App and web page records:
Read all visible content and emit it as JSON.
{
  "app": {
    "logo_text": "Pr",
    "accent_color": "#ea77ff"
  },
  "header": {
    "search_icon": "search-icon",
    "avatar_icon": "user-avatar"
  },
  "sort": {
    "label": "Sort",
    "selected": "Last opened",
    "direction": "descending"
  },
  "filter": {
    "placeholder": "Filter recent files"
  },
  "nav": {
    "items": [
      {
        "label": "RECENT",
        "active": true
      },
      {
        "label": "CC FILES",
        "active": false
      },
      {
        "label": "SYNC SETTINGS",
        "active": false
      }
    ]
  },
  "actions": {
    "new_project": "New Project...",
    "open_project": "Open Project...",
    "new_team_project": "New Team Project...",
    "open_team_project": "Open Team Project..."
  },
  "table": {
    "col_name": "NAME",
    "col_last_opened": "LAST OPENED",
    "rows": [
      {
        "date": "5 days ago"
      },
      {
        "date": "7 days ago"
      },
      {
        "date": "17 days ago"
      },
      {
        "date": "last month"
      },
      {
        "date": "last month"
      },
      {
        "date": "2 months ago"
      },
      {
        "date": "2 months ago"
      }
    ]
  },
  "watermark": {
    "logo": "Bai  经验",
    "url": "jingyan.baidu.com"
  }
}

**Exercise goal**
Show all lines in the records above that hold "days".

**Exercise output**
        "date": "5 days ago"
        "date": "7 days ago"
        "date": "17 days ago"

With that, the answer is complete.